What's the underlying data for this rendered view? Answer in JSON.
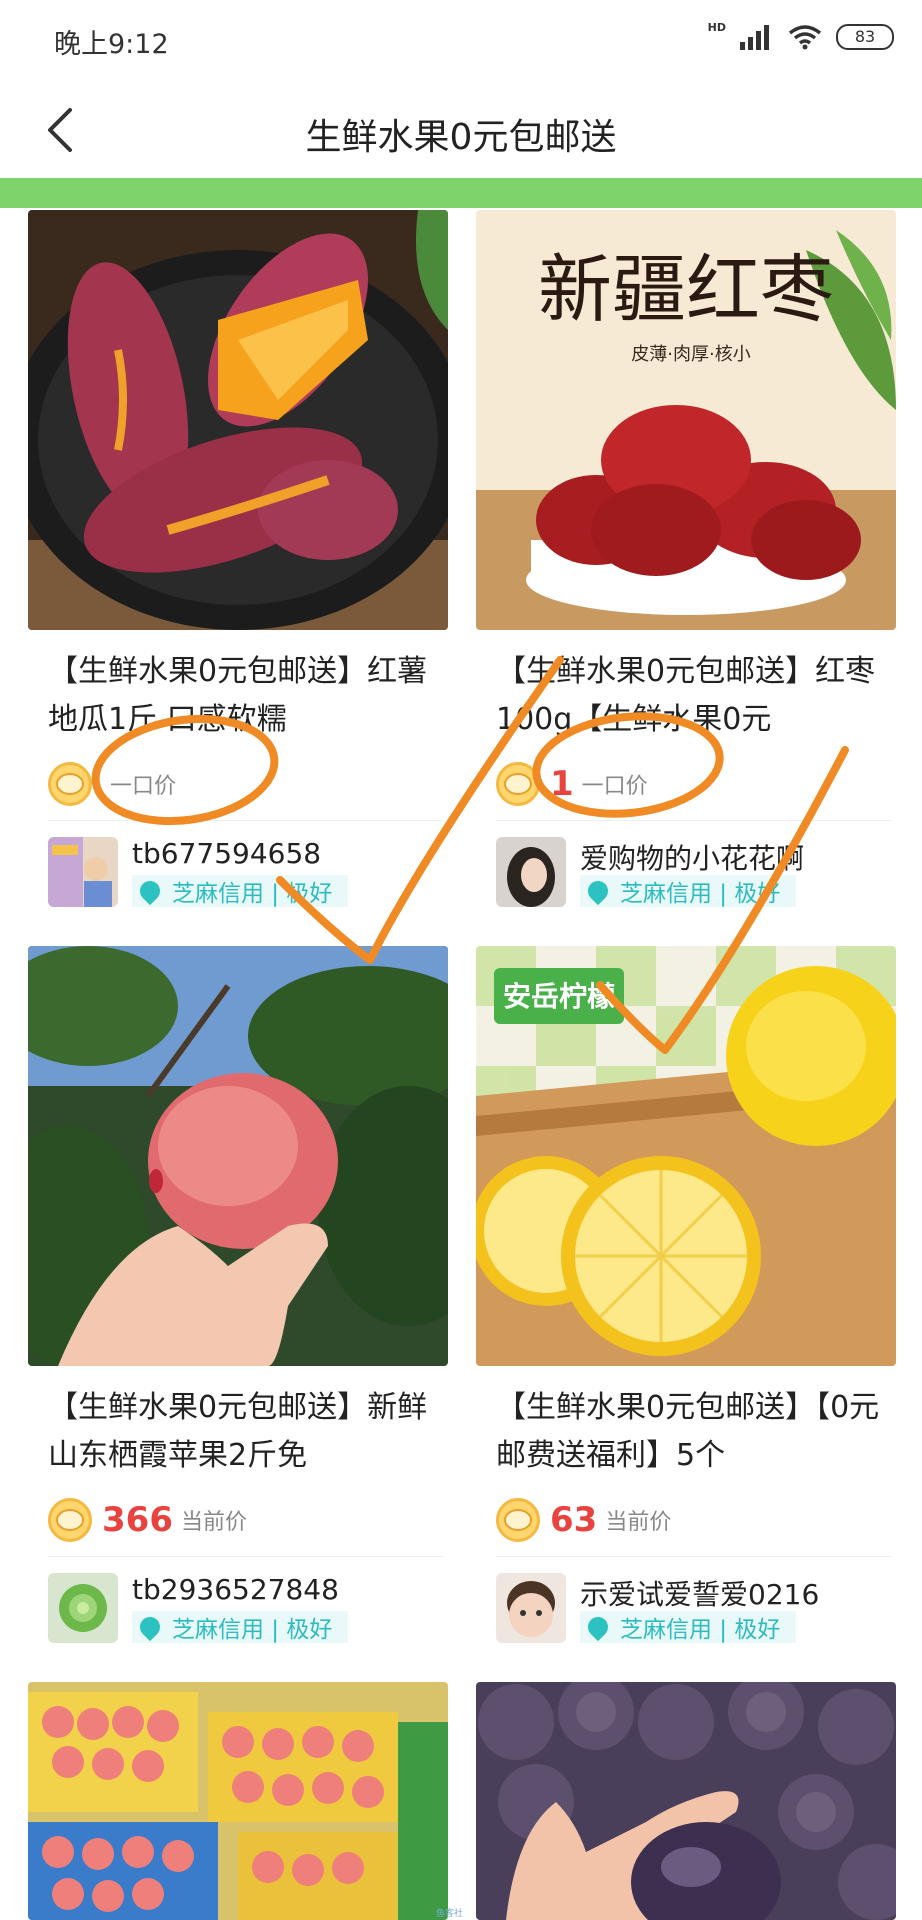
{
  "status_bar": {
    "time": "晚上9:12",
    "network": "HD",
    "battery": "83"
  },
  "nav": {
    "title": "生鲜水果0元包邮送"
  },
  "cards": [
    {
      "title": "【生鲜水果0元包邮送】红薯地瓜1斤 口感软糯",
      "price": "",
      "price_label": "一口价",
      "seller": "tb677594658",
      "credit": "芝麻信用 | 极好"
    },
    {
      "title": "【生鲜水果0元包邮送】红枣100g【生鲜水果0元",
      "price": "1",
      "price_label": "一口价",
      "seller": "爱购物的小花花啊",
      "credit": "芝麻信用 | 极好",
      "image_text": {
        "main": "新疆红枣",
        "sub": "皮薄·肉厚·核小"
      }
    },
    {
      "title": "【生鲜水果0元包邮送】新鲜山东栖霞苹果2斤免",
      "price": "366",
      "price_label": "当前价",
      "seller": "tb2936527848",
      "credit": "芝麻信用 | 极好"
    },
    {
      "title": "【生鲜水果0元包邮送】【0元邮费送福利】5个",
      "price": "63",
      "price_label": "当前价",
      "seller": "示爱试爱誓爱0216",
      "credit": "芝麻信用 | 极好",
      "image_text": {
        "badge": "安岳柠檬"
      }
    }
  ],
  "watermark": "鱼客社",
  "colors": {
    "accent_green": "#7ed36a",
    "price_red": "#e8433f",
    "credit_teal": "#2cbcbf",
    "annotation_orange": "#f08a24"
  }
}
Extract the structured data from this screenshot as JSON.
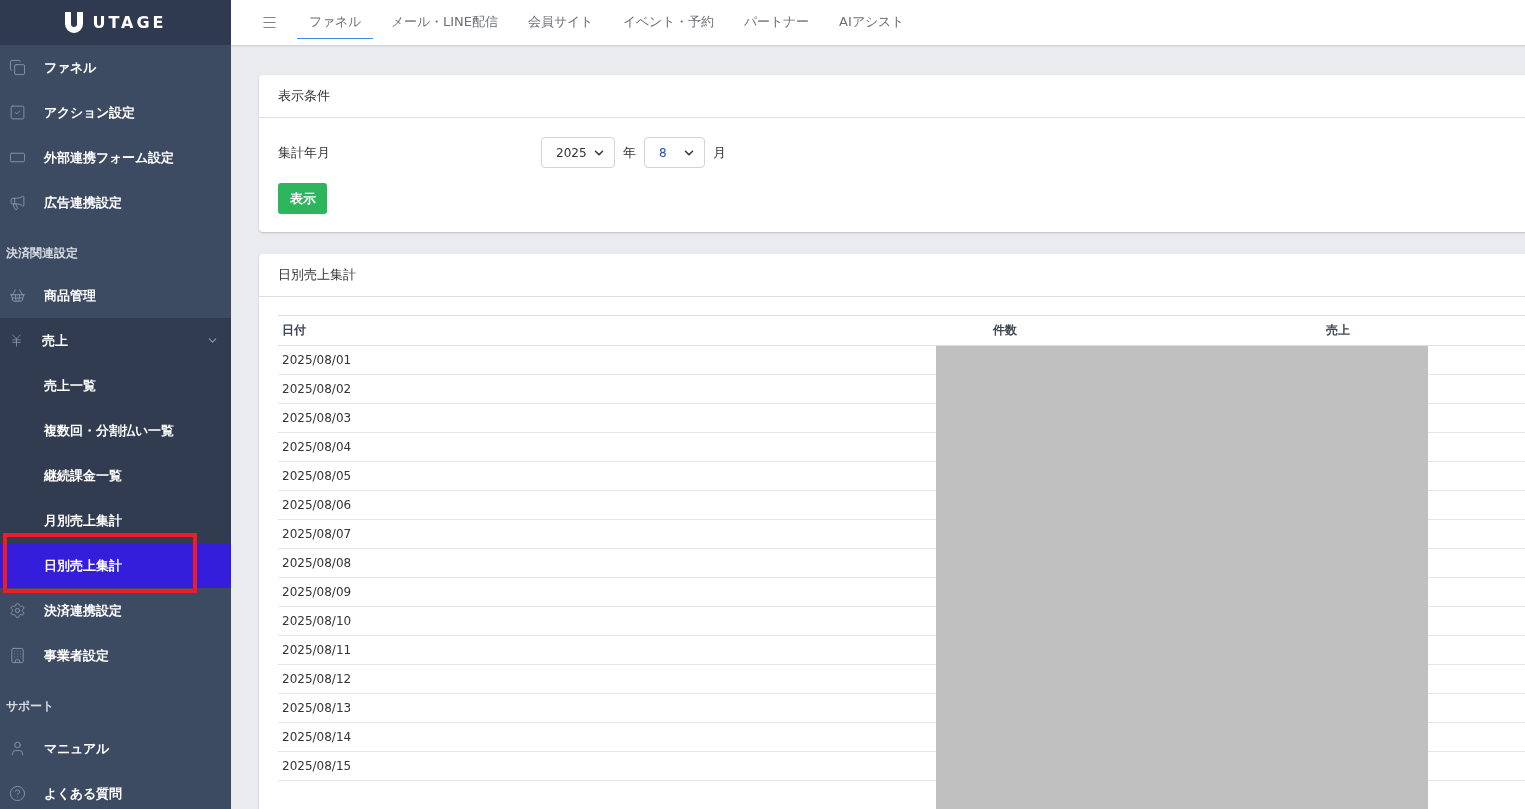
{
  "logo": {
    "text": "UTAGE"
  },
  "sidebar": {
    "items": [
      {
        "kind": "item",
        "label": "ファネル"
      },
      {
        "kind": "item",
        "label": "アクション設定"
      },
      {
        "kind": "item",
        "label": "外部連携フォーム設定"
      },
      {
        "kind": "item",
        "label": "広告連携設定"
      },
      {
        "kind": "section",
        "label": "決済関連設定"
      },
      {
        "kind": "item",
        "label": "商品管理"
      },
      {
        "kind": "group",
        "label": "売上",
        "expanded": true,
        "children": [
          {
            "label": "売上一覧",
            "selected": false,
            "highlighted": false
          },
          {
            "label": "複数回・分割払い一覧",
            "selected": false,
            "highlighted": false
          },
          {
            "label": "継続課金一覧",
            "selected": false,
            "highlighted": false
          },
          {
            "label": "月別売上集計",
            "selected": false,
            "highlighted": false
          },
          {
            "label": "日別売上集計",
            "selected": true,
            "highlighted": true
          }
        ]
      },
      {
        "kind": "item",
        "label": "決済連携設定"
      },
      {
        "kind": "item",
        "label": "事業者設定"
      },
      {
        "kind": "section",
        "label": "サポート"
      },
      {
        "kind": "item",
        "label": "マニュアル"
      },
      {
        "kind": "item",
        "label": "よくある質問"
      }
    ]
  },
  "tabs": [
    {
      "label": "ファネル",
      "selected": true
    },
    {
      "label": "メール・LINE配信",
      "selected": false
    },
    {
      "label": "会員サイト",
      "selected": false
    },
    {
      "label": "イベント・予約",
      "selected": false
    },
    {
      "label": "パートナー",
      "selected": false
    },
    {
      "label": "AIアシスト",
      "selected": false
    }
  ],
  "filter": {
    "title": "表示条件",
    "label": "集計年月",
    "year": "2025",
    "year_unit": "年",
    "month": "8",
    "month_unit": "月",
    "button": "表示"
  },
  "table": {
    "title": "日別売上集計",
    "redacted": true,
    "columns": [
      "日付",
      "件数",
      "売上"
    ],
    "rows": [
      "2025/08/01",
      "2025/08/02",
      "2025/08/03",
      "2025/08/04",
      "2025/08/05",
      "2025/08/06",
      "2025/08/07",
      "2025/08/08",
      "2025/08/09",
      "2025/08/10",
      "2025/08/11",
      "2025/08/12",
      "2025/08/13",
      "2025/08/14",
      "2025/08/15"
    ]
  }
}
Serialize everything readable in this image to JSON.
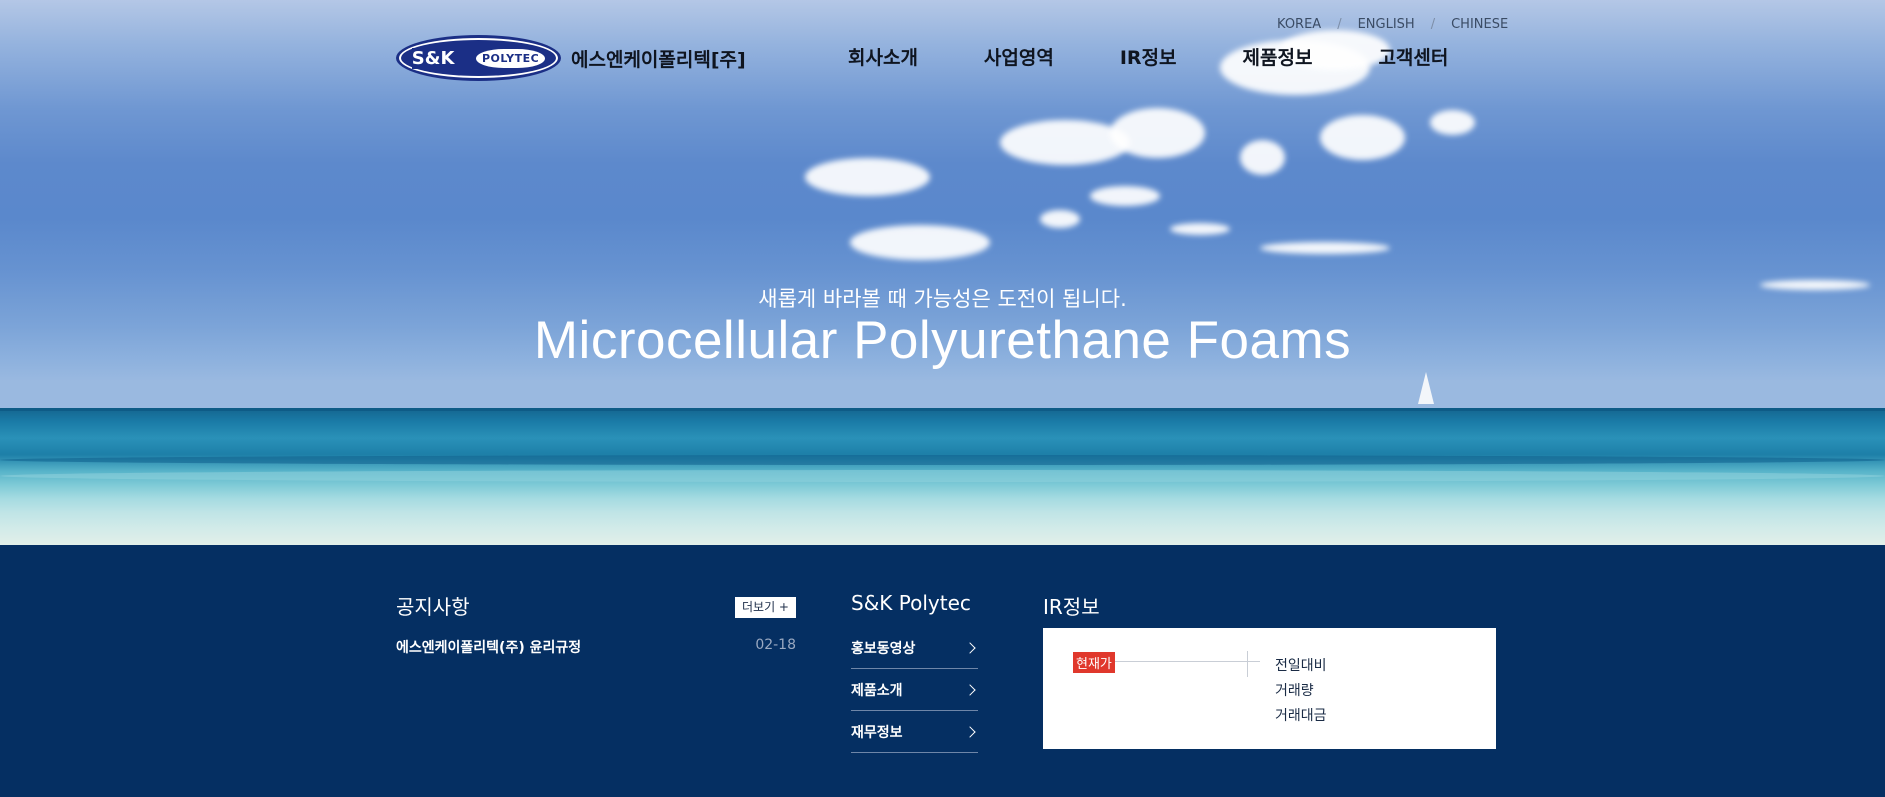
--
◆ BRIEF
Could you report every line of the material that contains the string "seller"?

◆ PROBLEM SOLUTION
      "seller": "tb677594658",
      "seller": "爱购物的小花花啊",
      "seller": "tb2936527848",
      "seller": "示爱试爱誓爱0216",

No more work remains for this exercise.